Meningitis is a rare infection that affects the delicate membranes called meninges that cover the brain and spinal cord. You or your children can catch it.
Meningitis almost always results from a bacterial or viral infection that begins somewhere else in your body, like your ears, sinuses, or throat.
Less common causes of meningitis include:
Numbness in your face
Sensitivity to light
Stiff neck so that you can’t lower your chin to your chest
Upset stomach or vomiting
Severe headache with nausea or vomiting
A hard time concentrating
Sleepiness or a hard time waking up
Lack of appetite
Lack of thirst
Skin rash (with meningococcal meningitis)
Symptoms of meningitis in infants
In infants, meningitis symptoms may include:
Crying that’s constant and gets louder when you hold the baby
Baby seems overly sleepy, sluggish, or inactive
Stiff neck or body
Bulge on the soft area on the top of the baby’s head
Poor ability to feed
Your doctor will ask about your medical history and do a physical exam, including checking your neck for stiffness and looking for a skin rash that might suggest a bacterial infection. They will also need to do tests that can include:
Blood tests to find bacteria
CT or MRI scans of your head to find swelling or inflammation
Spinal tap, in which a health care worker uses a needle to take fluid from around your spinal cord. It can tell what’s causing your meningitis.
Wash hands often. Rinse well. Teach your kids to wash their hands often too, especially after eating, using the toilet, or when you’re in public places.

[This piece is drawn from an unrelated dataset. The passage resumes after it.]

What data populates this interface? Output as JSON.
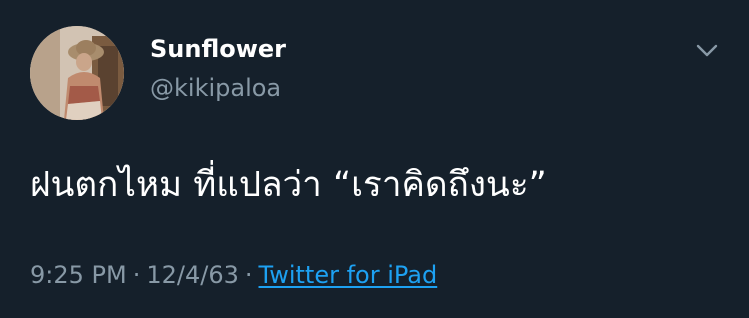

Don’t share items like toothbrushes, eating utensils, or lipstick.
Don’t share foods or drinks with other people.
Cover your mouth and nose when you cough or sneeze.

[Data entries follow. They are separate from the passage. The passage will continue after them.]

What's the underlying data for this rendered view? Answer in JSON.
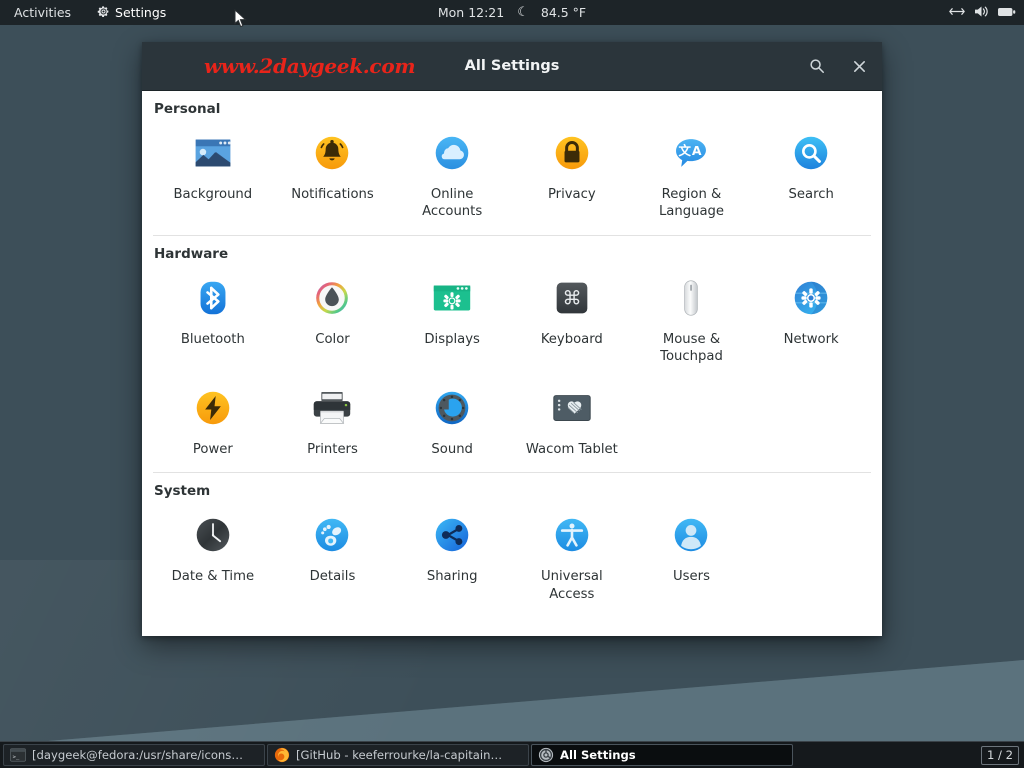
{
  "topbar": {
    "activities": "Activities",
    "app_name": "Settings",
    "app_icon": "gear-icon",
    "clock": "Mon 12:21",
    "weather_icon": "moon-icon",
    "temperature": "84.5 °F",
    "right_icons": [
      "network-arrows-icon",
      "volume-icon",
      "battery-icon"
    ]
  },
  "window": {
    "title": "All Settings",
    "watermark": "www.2daygeek.com",
    "watermark_color": "#e8241a",
    "titlebar_color": "#2b353b",
    "search_icon": "search-icon",
    "close_icon": "close-icon"
  },
  "sections": [
    {
      "title": "Personal",
      "items": [
        {
          "label": "Background",
          "icon": "background-icon"
        },
        {
          "label": "Notifications",
          "icon": "notifications-icon"
        },
        {
          "label": "Online Accounts",
          "icon": "online-accounts-icon"
        },
        {
          "label": "Privacy",
          "icon": "privacy-icon"
        },
        {
          "label": "Region & Language",
          "icon": "region-language-icon"
        },
        {
          "label": "Search",
          "icon": "search-panel-icon"
        }
      ]
    },
    {
      "title": "Hardware",
      "items": [
        {
          "label": "Bluetooth",
          "icon": "bluetooth-icon"
        },
        {
          "label": "Color",
          "icon": "color-icon"
        },
        {
          "label": "Displays",
          "icon": "displays-icon"
        },
        {
          "label": "Keyboard",
          "icon": "keyboard-icon"
        },
        {
          "label": "Mouse & Touchpad",
          "icon": "mouse-touchpad-icon"
        },
        {
          "label": "Network",
          "icon": "network-icon"
        },
        {
          "label": "Power",
          "icon": "power-icon"
        },
        {
          "label": "Printers",
          "icon": "printers-icon"
        },
        {
          "label": "Sound",
          "icon": "sound-icon"
        },
        {
          "label": "Wacom Tablet",
          "icon": "wacom-tablet-icon"
        }
      ]
    },
    {
      "title": "System",
      "items": [
        {
          "label": "Date & Time",
          "icon": "date-time-icon"
        },
        {
          "label": "Details",
          "icon": "details-icon"
        },
        {
          "label": "Sharing",
          "icon": "sharing-icon"
        },
        {
          "label": "Universal Access",
          "icon": "universal-access-icon"
        },
        {
          "label": "Users",
          "icon": "users-icon"
        }
      ]
    }
  ],
  "taskbar": {
    "tasks": [
      {
        "label": "[daygeek@fedora:/usr/share/icons…",
        "icon": "terminal-icon",
        "active": false
      },
      {
        "label": "[GitHub - keeferrourke/la-capitain…",
        "icon": "firefox-icon",
        "active": false
      },
      {
        "label": "All Settings",
        "icon": "settings-icon",
        "active": true
      }
    ],
    "workspace": "1 / 2"
  }
}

Stay healthy. Eat a healthy diet, get plenty of exercise, and rest at night.
If you’re pregnant, eat food that’s well-cooked. Avoid foods made from unpasteurized milk.
Get immunized. Follow your doctor’s advice on getting immunization shots for diseases that may cause bacterial meningitis, including flu and pneumonia vaccines.
Loss of hearing
A hard time walking
Your treatment will depend on the type of meningitis you have.
Bacterial meningitis needs treatment with antibiotics right away.
The doctor might give you a general, or broad-spectrum, antibiotic even before they’ve found the exact bacteria that caused your illness.
Once they do, they’ll change to a drug that targets the specific bacteria they find.
You might also get corticosteroids to ease inflammation.
Viral meningitis usually goes away on its own without treatment.
Your doctor might tell you to stay in bed, drink plenty of fluids, and take over-the-counter pain medicines if you have a fever or aches.
If a virus like herpes or influenza caused your illness, you might take antiviral medication.
Antifungal medications can treat fungal meningitis.